If you are a Cleveland resident hoping that your city will revive its curbside recycling program, don’t hold your breath. It would be surprising to see the program resurrected by the end of this year (2021), if at all. Right now, things do not look too good.
Cleveland had a curbside recycling program until April 2020. That’s when their existing contract expired. In the 12+ months since, Cleveland has attempted to solicit new bids. They have received but one. Had they accepted that bid, the city’s costs for recycling would have risen by some $6 million.
What Happened to Making Money?
This writer is old enough to remember when the initial push for recycling plastics was launched in the 1970s. Way back then, we were told that recycling would save the planet. Recycling proponents only saw and talked about the good points. For example, they promised cities would actually make money by selling recycled products.
At the time, the thinking was that companies would buy recycled materials because that was the right thing to do. It was also assumed that such materials would be cheaper than their virgin counterparts. It turns out that proponents were wrong on both counts.
Businesses exist, first and foremost, to make money. This sometimes creates a conundrum when deciding what constitutes the ‘right thing to do’. Is it right to spend more money on recycled materials and risk company health – which could eventually lead to downsizing and layoffs – or is it better to keep costs as low as possible so as to keep people employed and contributing to the local economy?

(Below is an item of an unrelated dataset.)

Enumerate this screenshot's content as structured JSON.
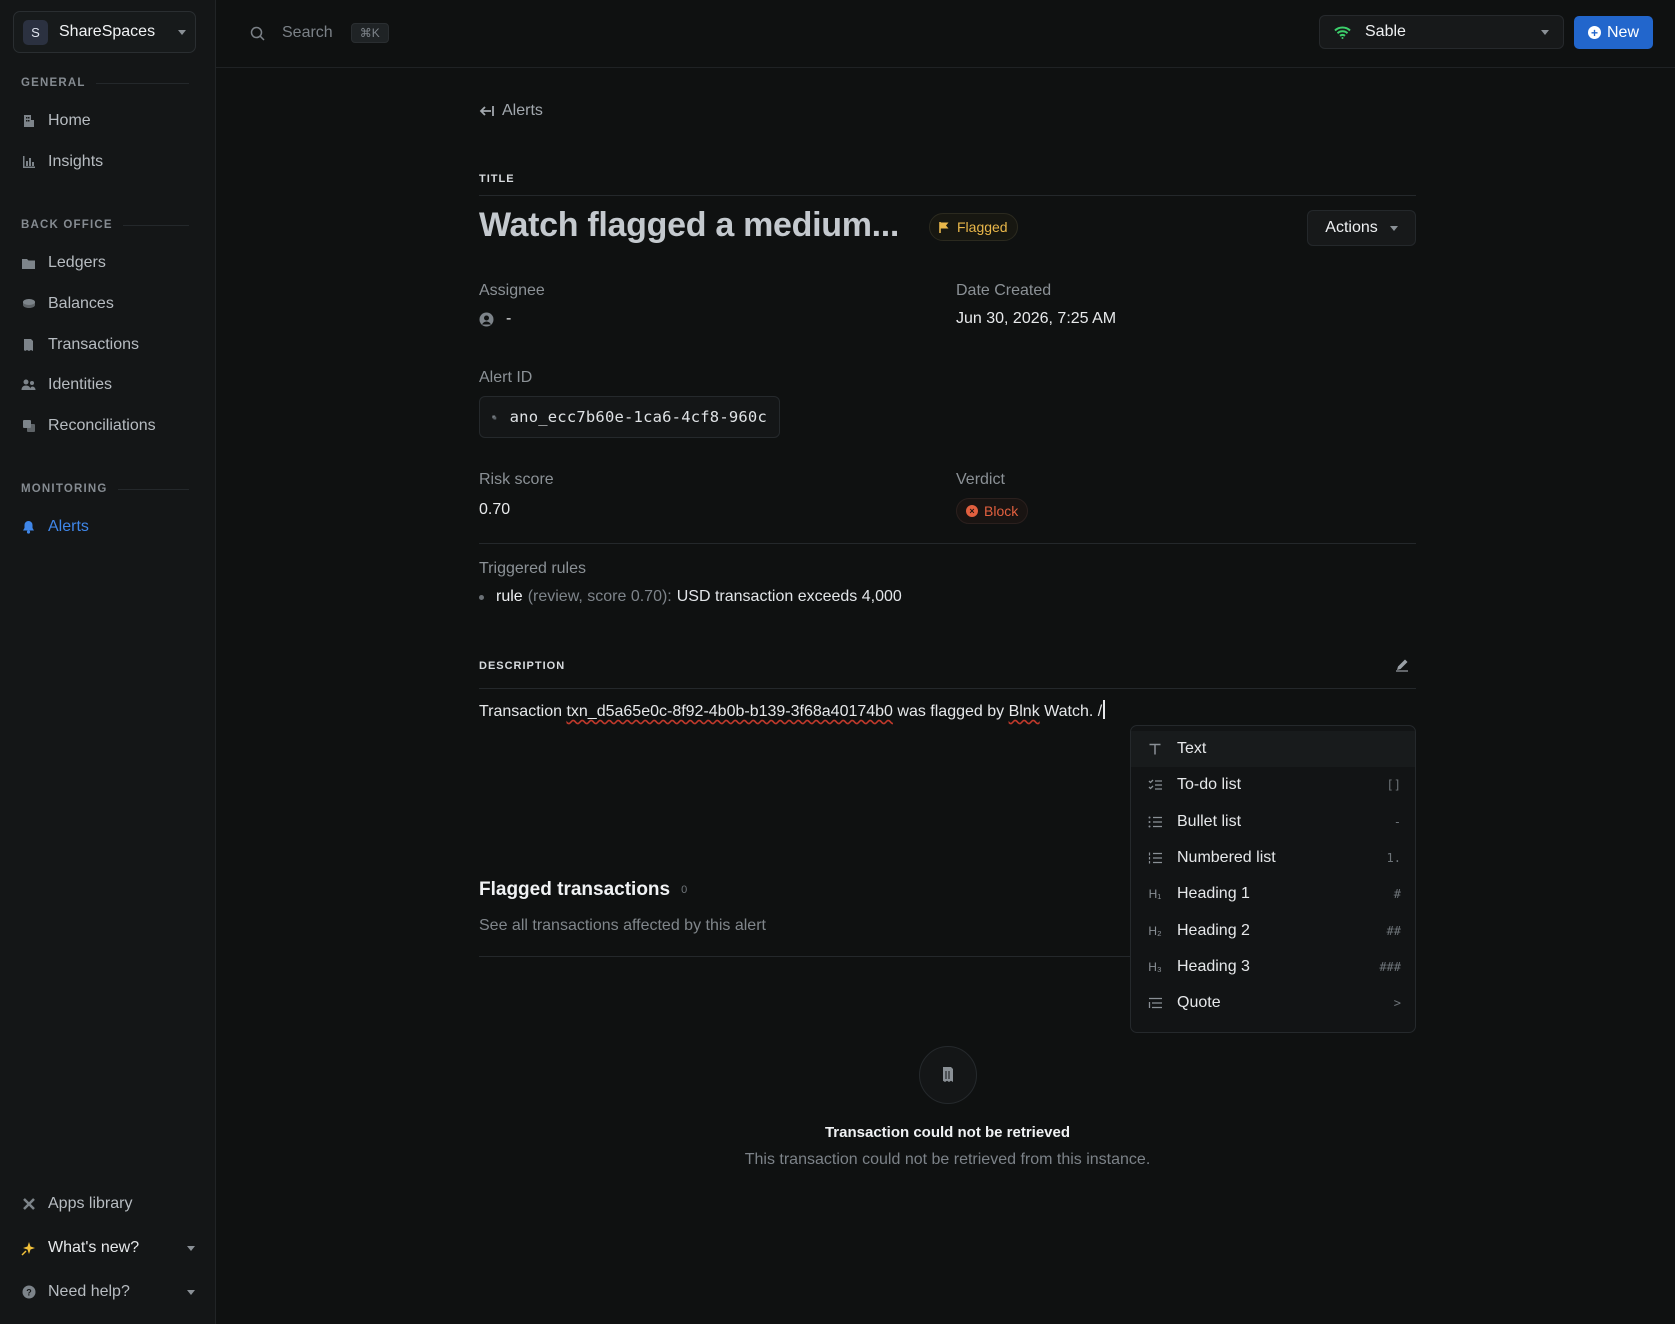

As far as recycled products being cheaper, they just aren’t. Recycling is a laborious and time-consuming process. It costs money. Companies are going to buy cheaper virgin plastic before they invest in more expensive recycled material.
What Happened in Cleveland?

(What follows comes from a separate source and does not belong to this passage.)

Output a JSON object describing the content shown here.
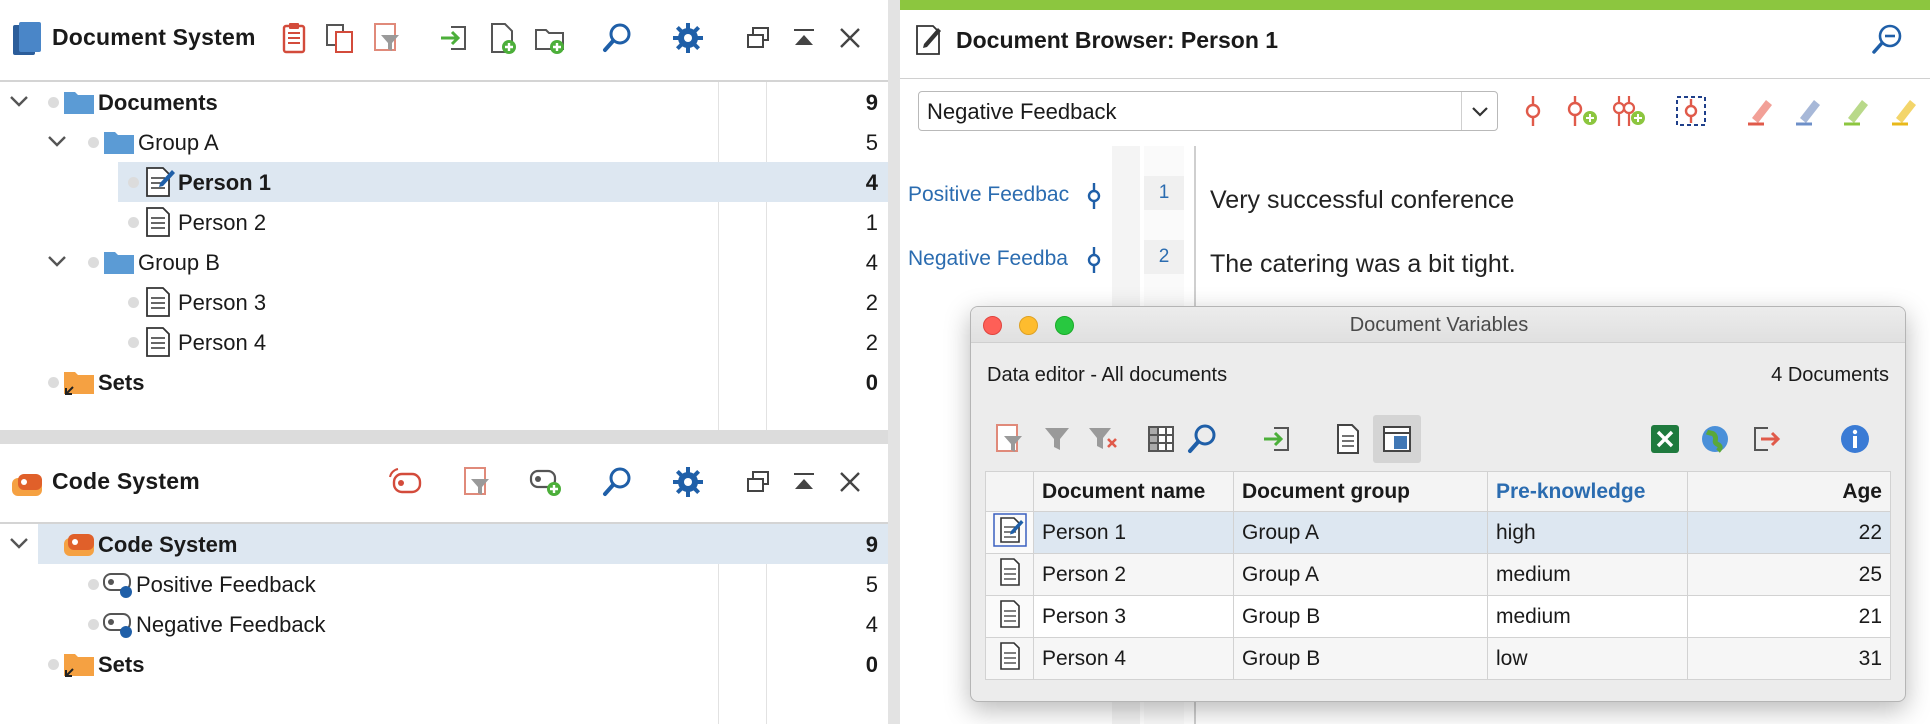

Knowing what we know about curbside recycling programs, Cleveland’s experience should not be all that surprising. What happened there is just a reflection of the market as a whole. In the simplest possible terms, the market for recycled products has collapsed. That is it in a nutshell.
If Cleveland wants to recycle #1 and #7 plastics, for example, they have to be able to sell those plastics to someone. No buyers ultimately mean the material goes to a landfill. The problem Cleveland is facing is the same problem every other municipality is up against – no one wants to buy their plastics.
We have gotten so good at manufacturing virgin plastic that we can do it very cheaply. Brand-new plastic is less expensive than recycled plastic. More importantly, virgin plastic has all of its integrity still intact. Recycled products have lost some of that integrity. So buying it is akin to spending more for an inferior product.
Recycling a Losing Proposition
At the end of the day, recycling is a losing proposition. It is a loser in the sense that it is hard to make money doing so, at least where consumer plastics are concerned. Commercial plastic recycling is big business dominated by companies like Tennessee-based Seraphim Plastics. But Seraphim doesn’t deal in consumer plastics because there’s no money in it.
Recycling is also a loser in the sense that all recycled products are inferior. You cannot recycle without losing quality or integrity. It is a basic law of physics. As such, prices have to reflect lower quality recyclables. If they don’t, good luck selling recycled products.
In Cleveland, the city council is hopeful that curbside recycling will be revived. The mayor’s office isn’t so optimistic. Residents will just have to wait to see how it all turns out.